Hearing about lux and lumens helps in many places. Take warehouse and outdoor lighting as an example. They need 20-200 lux for different tasks. For better safety, warehouses and loading bays go for 300 to 400 lux. When it comes to streets, 20 to 50 lux is enough for walking and driving. Figuring out the lumens needed for the right lux levels is key. It makes sure the lighting works well and saves energy.

### Office and Indoor Lighting Standards

On the other hand, offices and indoor areas have higher lighting needs. They usually require 500 to 1,000 lux. Think of hospitals. Their operating theaters must have about 1,000 lux. Places like offices, showrooms, labs, and kitchens get around 500 lux. School and university rooms aim for 250 lux. Meanwhile, homes and theaters use about 150 lux. Knowing the right levels for these locations is crucial. It ensures good lighting that meets standards and is right for the people using these spaces.

## Conclusion

Knowing how to switch between lux and lumens is crucial for those in lighting. It's key for design, putting lights in, or fixing them.

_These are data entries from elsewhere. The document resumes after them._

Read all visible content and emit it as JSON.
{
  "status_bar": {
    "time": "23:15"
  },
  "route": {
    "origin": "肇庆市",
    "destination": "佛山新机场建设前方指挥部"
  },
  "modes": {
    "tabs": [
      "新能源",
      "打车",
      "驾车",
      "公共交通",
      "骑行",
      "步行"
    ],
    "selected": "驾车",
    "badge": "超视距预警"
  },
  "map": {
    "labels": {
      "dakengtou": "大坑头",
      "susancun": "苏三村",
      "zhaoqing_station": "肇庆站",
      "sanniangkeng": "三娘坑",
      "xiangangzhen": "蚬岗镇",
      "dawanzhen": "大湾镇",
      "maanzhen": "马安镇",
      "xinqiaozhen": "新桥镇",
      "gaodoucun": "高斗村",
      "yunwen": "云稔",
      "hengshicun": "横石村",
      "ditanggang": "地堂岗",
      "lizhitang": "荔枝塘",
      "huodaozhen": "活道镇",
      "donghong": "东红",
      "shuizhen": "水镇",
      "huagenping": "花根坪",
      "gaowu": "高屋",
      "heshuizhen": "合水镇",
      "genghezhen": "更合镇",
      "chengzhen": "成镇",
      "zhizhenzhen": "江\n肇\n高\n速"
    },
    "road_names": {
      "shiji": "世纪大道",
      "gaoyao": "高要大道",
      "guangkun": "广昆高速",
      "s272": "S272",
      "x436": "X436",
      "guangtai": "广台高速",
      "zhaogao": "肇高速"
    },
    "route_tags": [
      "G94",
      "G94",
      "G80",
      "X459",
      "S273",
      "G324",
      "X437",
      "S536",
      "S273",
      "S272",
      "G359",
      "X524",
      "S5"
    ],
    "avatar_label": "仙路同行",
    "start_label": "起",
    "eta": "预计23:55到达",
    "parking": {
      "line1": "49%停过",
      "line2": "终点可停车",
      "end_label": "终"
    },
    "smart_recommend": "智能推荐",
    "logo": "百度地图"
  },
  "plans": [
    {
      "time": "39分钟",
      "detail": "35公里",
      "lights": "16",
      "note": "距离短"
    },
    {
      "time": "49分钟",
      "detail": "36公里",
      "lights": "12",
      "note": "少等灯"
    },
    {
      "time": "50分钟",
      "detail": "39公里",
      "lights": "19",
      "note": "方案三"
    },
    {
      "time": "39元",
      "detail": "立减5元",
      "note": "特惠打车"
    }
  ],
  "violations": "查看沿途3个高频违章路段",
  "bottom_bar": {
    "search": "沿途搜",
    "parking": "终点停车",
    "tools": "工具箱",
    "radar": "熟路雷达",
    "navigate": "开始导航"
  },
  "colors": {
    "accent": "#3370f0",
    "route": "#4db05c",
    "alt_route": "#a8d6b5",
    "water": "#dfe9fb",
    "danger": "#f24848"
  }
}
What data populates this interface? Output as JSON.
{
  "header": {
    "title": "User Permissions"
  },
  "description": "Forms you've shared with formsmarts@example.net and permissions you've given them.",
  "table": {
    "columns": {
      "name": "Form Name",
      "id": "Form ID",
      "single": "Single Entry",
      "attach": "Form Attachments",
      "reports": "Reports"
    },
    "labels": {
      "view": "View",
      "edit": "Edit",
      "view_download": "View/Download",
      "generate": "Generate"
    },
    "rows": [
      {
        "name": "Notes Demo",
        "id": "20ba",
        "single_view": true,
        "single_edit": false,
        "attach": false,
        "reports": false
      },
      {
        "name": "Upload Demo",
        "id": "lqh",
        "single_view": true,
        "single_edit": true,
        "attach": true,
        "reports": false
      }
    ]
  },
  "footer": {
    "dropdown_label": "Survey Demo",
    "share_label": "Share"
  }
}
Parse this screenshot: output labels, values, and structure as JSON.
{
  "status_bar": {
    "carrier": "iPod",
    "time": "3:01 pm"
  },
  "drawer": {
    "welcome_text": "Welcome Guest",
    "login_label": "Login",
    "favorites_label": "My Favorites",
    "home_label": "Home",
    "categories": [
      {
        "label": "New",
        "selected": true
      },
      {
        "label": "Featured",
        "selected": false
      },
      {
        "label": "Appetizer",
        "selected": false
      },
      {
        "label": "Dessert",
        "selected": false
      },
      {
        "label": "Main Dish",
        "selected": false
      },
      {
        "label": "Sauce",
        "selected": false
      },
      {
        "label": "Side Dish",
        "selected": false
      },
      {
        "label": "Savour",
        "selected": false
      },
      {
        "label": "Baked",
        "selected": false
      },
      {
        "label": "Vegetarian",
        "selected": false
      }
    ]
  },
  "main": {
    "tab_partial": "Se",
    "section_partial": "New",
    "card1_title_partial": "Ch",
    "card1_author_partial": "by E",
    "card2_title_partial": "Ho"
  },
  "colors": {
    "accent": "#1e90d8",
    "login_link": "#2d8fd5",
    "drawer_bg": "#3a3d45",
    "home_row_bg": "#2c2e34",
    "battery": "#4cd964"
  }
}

You'll make sure the right level of lighting is there, no matter if it's a big space, an office, or outside. This info helps make better choices. It makes lighting work better and saves energy.

Changing from **lux to lumens** is important for making lights that really work. Using what you've learned here can help lighting pros pick the best solutions. This leads to better light, saving on energy, and everyone being happier.

Learning how to figure out lux to lumens helps you make lighting that's just right for different places. This is a powerful skill. It can help make living and working areas better, more productive, and safer.

## FAQ

### What is the difference between lux and lumens?

Lux measures how bright light appears on a surface. Lumens show the total light from a source.

### How do I convert lux to lumens?

To change lux to lumens, find the area lit up.

The formula is: Lumens = Lux x Area.

### What factors affect the relationship between lux and lumens?

Beam angle and distance are key.

Beam angle decides light spread. Distance changes the lux value.

### What is the relationship between footcandles and lux?

A **footcandle** is like a *lux*, but in the imperial system. 1 footcandle equals 10.76 lux.

For footcandles to lumens: Lumens = Footcandles x Area (in square feet).

### How do I calculate lux per watt?

To get **lux per watt**, use this: **Lux per Watt** = Lux / Watts.

It shows the efficiency of different lights.

### What are the typical lighting requirements for different applications?

Warehouses and outdoors need 20-200 lux.

Offices and indoors require 500 lux or more.

## Source Links

- https://suprabeam.com/technology/lumen-to-lux/
- https://www.waveformlighting.com/home-residential/what-is-the-difference-between-lux-and-lumens
- https://faro.es/en/blog/es-lux-y-lumen/
- https://www.lumistrips.com/lumistrips-en-lumen-lux-calculator
- https://www.warehousefitoutgroup.co.uk/posts/lux-to-lumens-calculator
- https://www.standardpro.com/how-to-measure-light/
- https://fsg.com/what-is-a-foot-candle/
- https://www.translatorscafe.com/unit-converter/en-US/illumination/4-10/foot-candle-lumen/foot²/
- https://greenbusinesslight.com/resources/lighting-lux-lumens-watts/
- https://photometer.pro/light-up-your-life-the-ultimate-lux-to-lumen-calculator-cheat-sheet/
- https://carex.com/blogs/resources/lux-guide